Volume 24, Issue 1, 2014

The Experience of Animality

Ewa Łukaszyk
Pages 121-129
DOI: 10.5840/du201424117

From Agamben to Saville’s Bellies. Transgression into the Animal Condition in Post-Humanity, Primitive Humanity and Contemporary Art

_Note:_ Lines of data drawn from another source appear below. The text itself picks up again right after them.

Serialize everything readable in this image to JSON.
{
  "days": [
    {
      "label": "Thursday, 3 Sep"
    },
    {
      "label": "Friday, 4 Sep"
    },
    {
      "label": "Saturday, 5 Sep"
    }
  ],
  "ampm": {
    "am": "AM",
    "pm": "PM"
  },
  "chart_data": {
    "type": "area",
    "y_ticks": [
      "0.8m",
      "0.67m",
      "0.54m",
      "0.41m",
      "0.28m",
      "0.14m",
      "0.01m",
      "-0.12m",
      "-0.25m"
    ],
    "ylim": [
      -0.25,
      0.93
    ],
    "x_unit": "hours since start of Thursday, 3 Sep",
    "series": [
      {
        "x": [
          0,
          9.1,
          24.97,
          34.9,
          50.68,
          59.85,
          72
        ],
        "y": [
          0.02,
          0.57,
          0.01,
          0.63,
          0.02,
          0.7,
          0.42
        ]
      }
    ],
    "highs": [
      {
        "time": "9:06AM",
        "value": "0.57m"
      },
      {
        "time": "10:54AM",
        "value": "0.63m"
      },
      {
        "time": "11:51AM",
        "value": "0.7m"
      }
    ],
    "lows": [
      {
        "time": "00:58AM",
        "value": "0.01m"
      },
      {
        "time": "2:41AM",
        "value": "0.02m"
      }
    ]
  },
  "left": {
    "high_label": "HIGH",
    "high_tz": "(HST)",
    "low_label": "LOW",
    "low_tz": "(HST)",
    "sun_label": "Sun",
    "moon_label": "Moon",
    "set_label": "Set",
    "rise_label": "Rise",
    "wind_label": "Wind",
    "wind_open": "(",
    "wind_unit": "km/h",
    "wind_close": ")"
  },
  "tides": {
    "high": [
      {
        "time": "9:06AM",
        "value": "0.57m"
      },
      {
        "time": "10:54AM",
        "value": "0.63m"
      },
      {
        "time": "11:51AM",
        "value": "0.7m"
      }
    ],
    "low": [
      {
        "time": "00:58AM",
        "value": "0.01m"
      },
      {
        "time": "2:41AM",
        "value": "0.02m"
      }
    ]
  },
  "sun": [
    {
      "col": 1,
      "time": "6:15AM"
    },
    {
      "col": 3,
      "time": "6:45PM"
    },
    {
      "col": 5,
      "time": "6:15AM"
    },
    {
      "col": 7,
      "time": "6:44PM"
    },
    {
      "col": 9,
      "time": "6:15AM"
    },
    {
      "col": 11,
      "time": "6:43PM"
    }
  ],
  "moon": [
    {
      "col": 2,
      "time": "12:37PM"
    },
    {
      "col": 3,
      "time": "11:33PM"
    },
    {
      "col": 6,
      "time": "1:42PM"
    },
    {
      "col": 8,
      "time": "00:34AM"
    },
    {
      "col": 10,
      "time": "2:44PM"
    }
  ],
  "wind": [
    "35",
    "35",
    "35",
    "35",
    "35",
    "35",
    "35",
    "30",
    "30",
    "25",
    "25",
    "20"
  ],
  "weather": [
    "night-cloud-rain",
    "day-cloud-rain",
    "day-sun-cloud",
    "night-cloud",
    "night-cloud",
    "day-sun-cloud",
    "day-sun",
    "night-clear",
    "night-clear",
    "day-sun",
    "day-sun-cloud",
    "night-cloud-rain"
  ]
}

The reflection presented in this article in three distinct “steps of inspiration” (Agamben, ethnology and art) interrelate apparently distant spheres of problems and cultural phenomena. The starting point is given by Agamben’s idea of the apocatastatic “opening of the community,” overcoming the human condition defined by exclusion. The second move will explore an ethnological inspiration. We will reflect upon the archaic search of transcendence through the animal and in the animal, corresponding to the stage of man before the “invention of monotheism” which introduced the concept of divinity defined by reduction and abstraction. As a working hypothesis, it is assumed that the monotheistic concept of God radically driven away from any biological analogy precedes and shapes the concept of humanity defined by exclusion from the universality of biological life